If the cornerstone of Internet security can be brought down by a computer hacker with some solid skills and a grudge as big as the sky, face-to-face meetings just got a whole lot more important.
There was nothing blazingly new in this week’s news report that an Iranian hacker, a disciple of Ayatollah Ali Khamenei who boasted about his online exploits under the pseudonym Comodohacker, had compromised three companies that issue digital security certificates that verify a Web site’s identity, DigiNotar, Comodo, and GlobalSign. But it pointed to the limits on the basic, tacit assumptions we make whenever we go online—that our private communications stay private, our e-commerce accounts won’t be hacked, our public personae and reputations are ours to control, and when we hear from trusted contacts, it’s really them

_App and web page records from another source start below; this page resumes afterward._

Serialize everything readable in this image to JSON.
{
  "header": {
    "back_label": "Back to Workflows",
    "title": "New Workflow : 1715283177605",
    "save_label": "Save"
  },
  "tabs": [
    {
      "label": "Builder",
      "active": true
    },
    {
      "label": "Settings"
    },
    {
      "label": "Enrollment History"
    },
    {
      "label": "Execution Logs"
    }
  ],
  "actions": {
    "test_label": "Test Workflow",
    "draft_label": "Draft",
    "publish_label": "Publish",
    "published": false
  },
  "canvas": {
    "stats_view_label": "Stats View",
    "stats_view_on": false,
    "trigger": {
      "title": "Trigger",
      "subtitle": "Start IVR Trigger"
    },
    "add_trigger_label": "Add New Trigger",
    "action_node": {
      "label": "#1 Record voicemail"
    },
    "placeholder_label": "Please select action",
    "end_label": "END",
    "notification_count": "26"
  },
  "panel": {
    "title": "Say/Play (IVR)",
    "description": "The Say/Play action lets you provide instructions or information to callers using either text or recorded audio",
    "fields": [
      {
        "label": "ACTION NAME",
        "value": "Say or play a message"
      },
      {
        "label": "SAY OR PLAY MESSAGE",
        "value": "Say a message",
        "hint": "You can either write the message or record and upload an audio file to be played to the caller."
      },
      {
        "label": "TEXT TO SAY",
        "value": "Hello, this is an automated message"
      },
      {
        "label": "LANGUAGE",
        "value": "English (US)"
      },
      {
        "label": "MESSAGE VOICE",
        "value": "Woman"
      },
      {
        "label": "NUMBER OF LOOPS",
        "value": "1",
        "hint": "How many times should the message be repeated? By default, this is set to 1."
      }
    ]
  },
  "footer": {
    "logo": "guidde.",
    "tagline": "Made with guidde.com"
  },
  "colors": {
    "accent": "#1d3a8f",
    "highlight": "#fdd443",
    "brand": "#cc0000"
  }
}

Comodohacker reads like the typical lone wolf. He has no known affiliation, may have spied on up to 300,000 Iranian protesters last summer and passed their communications on to a hostile government, and takes no responsibility for what that government might do with the information. He targeted DigiNotar, a Dutch company, for reasons of personal ideology.
“He gained control of the server in about 10 days and generated 531 fake certificates, including some for well-known sites like Google, Skype, and Facebook,” The New York Times reported. “Google on Thursday issued an unusual warning to its users in Iran, calling on them to change passwords and check if their e-mails were being forwarded to unfamiliar or suspicious addresses.”
A subsequent audit found that DigiNotar was unbelievably sloppy about its own security, allowing malicious software to take root on its main servers and protecting its digital certificates with just one weak password.
This tale played out behind the scenes, at a level where most users—including most event professionals—see no need to understand or monitor what’s going on. Our son is a network security specialist who’s obsessively discreet about anything he publishes or distributes online, so he’s taught us to follow his lead (usually). But I couldn’t do my job if I had to worry, actively and consciously, about how any word I write or any online presence I create might be misdirected. Could you?
Over the years, I’ve had similar worries about virtual meeting platforms, from Skype to TelePresence. For many routine conversations and most linear, public presentations, they’re fine. But if there’s any reason to wonder who else is in the room, just outside camera range … that’s when the discussion has to go face-to-face. And that’s without worrying about perfect strangers like Comodohacker who can do enormous damage while covering their tracks.
Comodohacker isn’t the end of online communications or virtual meetings, but the story is a wake-up call for anyone who thinks technology can mediate the informal, sensitive, often transformative conversations that really do belong in a hallway between sessions. Your participants might know which topics to avoid when unknown ears might be nearby. But you might consider reminding live participants to be careful when their comments are being broadcast to a wider virtual audience, and making online threats a part of the risk management planning for your next hybrid event.
Mitchell Beer, CMM, is president of The Conference Publishers Inc., Ottawa, one of the world’s leading specialists in capturing and repurposing conference content. Beer blogs at http://theconferencepublishers.com/blog and tweets as @mitchellbeer.